Microphone Accessories: The Only Essentials You’ll Need!
Okay, so you purchased a great microphone for a couple hundred dollars and it’s on the way already. What’s next? How to set everything up? Well, let me guide you through which microphone accessories you will need to get.
The budget microphones usually don’t come with any accessories included. At best, you will receive a cheap windscreen. Therefore, you need to purchase a few things yourself.
When doing the research back in the days, I’ve come across tons of articles on which set up is the best and why THEIR set up is the best one. I am going to be real with you – there is no such thing as the best set up or the best microphone accessories.
I mean there are certain rules of how the sound waves move and which surfaces they bounce off the most. However, this is not something to be worried about at the beginning of your journey.
Maybe after a year or so you can professionally soundproof your room and add some cool things to your set up. For now, let’s keep it simple. Let’s go!
Microphone Accessories: The Only Essential You’ll Need!
1) Which Mic Stand Do I Need?
There are so many out there, it’s hard to decide, I feel you.

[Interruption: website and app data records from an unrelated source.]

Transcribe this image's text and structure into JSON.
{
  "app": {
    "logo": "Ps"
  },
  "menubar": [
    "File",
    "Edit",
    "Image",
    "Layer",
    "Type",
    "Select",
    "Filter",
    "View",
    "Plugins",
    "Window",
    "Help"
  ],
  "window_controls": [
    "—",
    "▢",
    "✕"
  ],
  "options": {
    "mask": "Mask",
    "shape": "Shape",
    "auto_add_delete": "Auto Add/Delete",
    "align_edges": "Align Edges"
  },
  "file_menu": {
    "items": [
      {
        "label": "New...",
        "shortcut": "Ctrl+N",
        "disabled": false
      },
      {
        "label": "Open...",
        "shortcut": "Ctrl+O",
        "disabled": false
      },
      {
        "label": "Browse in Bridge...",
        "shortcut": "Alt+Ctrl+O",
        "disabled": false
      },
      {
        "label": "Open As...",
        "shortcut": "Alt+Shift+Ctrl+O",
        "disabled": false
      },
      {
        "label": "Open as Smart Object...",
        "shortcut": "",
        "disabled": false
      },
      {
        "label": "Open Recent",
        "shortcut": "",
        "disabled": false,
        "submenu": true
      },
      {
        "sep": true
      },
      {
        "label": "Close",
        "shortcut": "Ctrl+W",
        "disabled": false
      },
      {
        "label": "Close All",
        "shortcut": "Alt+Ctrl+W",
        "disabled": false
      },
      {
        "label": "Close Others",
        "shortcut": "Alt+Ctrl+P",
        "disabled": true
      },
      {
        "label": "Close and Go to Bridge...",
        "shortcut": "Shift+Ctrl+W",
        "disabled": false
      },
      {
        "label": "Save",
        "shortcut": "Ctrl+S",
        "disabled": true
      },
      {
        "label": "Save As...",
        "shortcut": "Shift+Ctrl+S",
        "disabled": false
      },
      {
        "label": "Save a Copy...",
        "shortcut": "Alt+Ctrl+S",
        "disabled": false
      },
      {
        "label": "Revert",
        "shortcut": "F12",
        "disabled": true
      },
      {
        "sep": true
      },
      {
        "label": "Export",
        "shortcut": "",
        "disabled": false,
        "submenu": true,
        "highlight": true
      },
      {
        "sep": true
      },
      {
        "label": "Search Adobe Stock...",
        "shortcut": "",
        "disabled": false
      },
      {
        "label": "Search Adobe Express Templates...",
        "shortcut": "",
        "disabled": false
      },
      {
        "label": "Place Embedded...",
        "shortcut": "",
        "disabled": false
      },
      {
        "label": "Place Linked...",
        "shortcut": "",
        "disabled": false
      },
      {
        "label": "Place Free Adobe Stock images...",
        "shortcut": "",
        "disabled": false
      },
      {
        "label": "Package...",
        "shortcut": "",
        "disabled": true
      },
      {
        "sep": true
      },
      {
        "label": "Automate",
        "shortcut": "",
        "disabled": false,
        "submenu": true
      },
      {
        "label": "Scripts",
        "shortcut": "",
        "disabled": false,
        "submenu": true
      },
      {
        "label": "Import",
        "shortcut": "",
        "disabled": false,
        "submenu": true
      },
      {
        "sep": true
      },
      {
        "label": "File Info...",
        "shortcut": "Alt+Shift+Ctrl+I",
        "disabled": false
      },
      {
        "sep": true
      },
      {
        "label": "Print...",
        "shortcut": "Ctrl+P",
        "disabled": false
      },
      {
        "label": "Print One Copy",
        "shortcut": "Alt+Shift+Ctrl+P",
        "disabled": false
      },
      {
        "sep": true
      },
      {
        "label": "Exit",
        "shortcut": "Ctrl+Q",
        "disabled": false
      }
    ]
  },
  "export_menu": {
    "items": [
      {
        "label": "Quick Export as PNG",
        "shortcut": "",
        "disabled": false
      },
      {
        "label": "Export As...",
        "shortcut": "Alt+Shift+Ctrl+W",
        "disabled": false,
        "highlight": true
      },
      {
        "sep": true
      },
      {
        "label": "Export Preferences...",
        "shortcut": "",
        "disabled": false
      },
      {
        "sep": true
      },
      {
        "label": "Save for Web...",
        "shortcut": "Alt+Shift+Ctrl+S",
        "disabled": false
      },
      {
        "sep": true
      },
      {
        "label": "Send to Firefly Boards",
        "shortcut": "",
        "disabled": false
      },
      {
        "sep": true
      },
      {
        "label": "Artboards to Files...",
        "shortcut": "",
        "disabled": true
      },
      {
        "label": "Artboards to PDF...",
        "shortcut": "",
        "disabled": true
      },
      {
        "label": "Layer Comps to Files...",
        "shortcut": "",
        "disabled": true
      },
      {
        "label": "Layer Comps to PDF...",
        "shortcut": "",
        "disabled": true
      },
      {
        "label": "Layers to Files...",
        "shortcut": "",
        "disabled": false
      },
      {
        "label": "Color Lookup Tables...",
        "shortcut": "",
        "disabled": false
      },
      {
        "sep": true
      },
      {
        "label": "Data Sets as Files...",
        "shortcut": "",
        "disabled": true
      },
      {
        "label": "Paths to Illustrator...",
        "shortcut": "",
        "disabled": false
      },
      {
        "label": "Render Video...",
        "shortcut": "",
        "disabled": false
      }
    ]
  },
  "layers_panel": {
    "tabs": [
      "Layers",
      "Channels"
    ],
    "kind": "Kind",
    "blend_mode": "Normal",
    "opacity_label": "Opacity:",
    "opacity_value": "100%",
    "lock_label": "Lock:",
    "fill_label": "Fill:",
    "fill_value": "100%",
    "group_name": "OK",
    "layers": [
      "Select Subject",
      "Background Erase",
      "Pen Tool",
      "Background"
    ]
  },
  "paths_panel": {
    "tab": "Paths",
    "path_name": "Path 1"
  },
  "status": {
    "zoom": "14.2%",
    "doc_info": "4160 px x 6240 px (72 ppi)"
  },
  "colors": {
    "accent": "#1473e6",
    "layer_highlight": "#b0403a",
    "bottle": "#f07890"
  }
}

There is also no point to google “the best mic stand” because (spoiler alert) the best also cost you a fortune.
I see people complaining that their stand is not heavy-duty enough, or that some of the treads wore off after a year.
I do have a strong opinion on this. Especially in the lower price range we are looking at, you can’t get a top quality mic stand for $20 and expect it to perform the same as a $200-$500 stand. It just doesn’t make any sense.
If you mic is very heavy, look into a heavier stand, but honestly, most affordable studio mics are good to be mounted on a simple light duty mic stand.
Also, there are many different kinds, such as tripods, arm stands, round base, overhead stands etc. They all have different purposes and are for different studio environments.
You have to decide on what you need and then go from there.
My personal pick is Samson MK-10 Microphone Boom Stand.
2) What’s a Shock Mount? Do I Need One?
Look, most microphone stands don’t come with shock mount, especially the cheaper ones. Some microphones will have a shock mount included in the package, but most won’t.
So double-check the description of the microphone you ordered. If there is no mention of a shock mount, I can almost guarantee you it’s not there.
If you do have one, go ahead to the next section.
Alright, let me explain real quick what a shock mount is.
So it’s basically a little thing that you attach to your microphone stand. I guess you can call it a microphone holder.
Shock Mounts are all set up differently, but what they essentially do is hold your microphone in place so it doesn’t slip and fall. Pretty straightforward, isn’t it?
You 100% need one because you can’t just screw the mic into the stand somehow. And most budget stands don’t come with one attached to them (probably because the profit margin is already low)
This should be clear, there is nothing complicated about shock mounts whatsoever.
My personal pick is this microphone shock mount.
3) Which Pop Filter Do I need?
The same goes for pop filters: one is essential. It blocks the annoying “plosives” and keeps your vocal take and your mic clean.
It’s not going to make an enormous difference, However, if you consider for how much pop filters go these days, it’s a must-have, hands down. Of course, they can go up in price quite a bit, but there is no real reason to go and spend more than $50.
Actually, if you are just starting out, I suggest buying one for no more than$20-$30. It has one job to do, really, and all the add-ons are most of the time unnecessary.
They come in different sizes, and some of them take up less space than others but does this make big difference to you? High likely, it doesn’t.
My personal pick is Neewer Pop Filter.
4) Which Microphone Cable Do I need? Are They All the Same?
This section is very straightforward as well. You basically need a cable to connect your microphone to your interface.
Unless it’s a USB-Microphone, which set up is self-explanatory, you are going to need an XLR cable. Some of them go up to $1000’s of dollars, but those are some fancy 100 ft, ultra protection, and perfect isolation cables.
For the most part, you can get them for $10-$20. Will you see a big spike in quality if you invest $100 instead? Well, in theory, yes, but we are trying to be practical here, am I right?
There is no need to spend another $80 to buy a “better” cable. You get what you pay for always applied, but in the case with accessories, the curve is way to steep.
This is also my personal opinion. I am sure you will find audio engineers who will laugh at me, and it’s okay. We are not talking fancy studios with the best equipment.
We are trying to build a budget music studio, am I right?
My personal pick is this XLR Male to Female Microphone Cable.
Conclusion: Microphone Accessories
This shouldn’t be anything expensive. If you go real budget, you can get everything for under $50. Obviously, I wouldn’t suggest going for the cheapest options, but it’s really up to you.
If you feel like it’s the best you can afford right now, so be it. These elements are nothing but accessories, so you shouldn’t be too concerned about it. Spend good 15-20 minutes and you are fine.
This is everything for this section. I tried to make it as short as possible, so you will have more time to research the more important stuff.
Also, this is the last section of the guide, so congrats! If you have gotten this far, you must be serious about making music.
I respect that. Now, when you have or just about to have your studio set up, it’s time to get into producing and recording!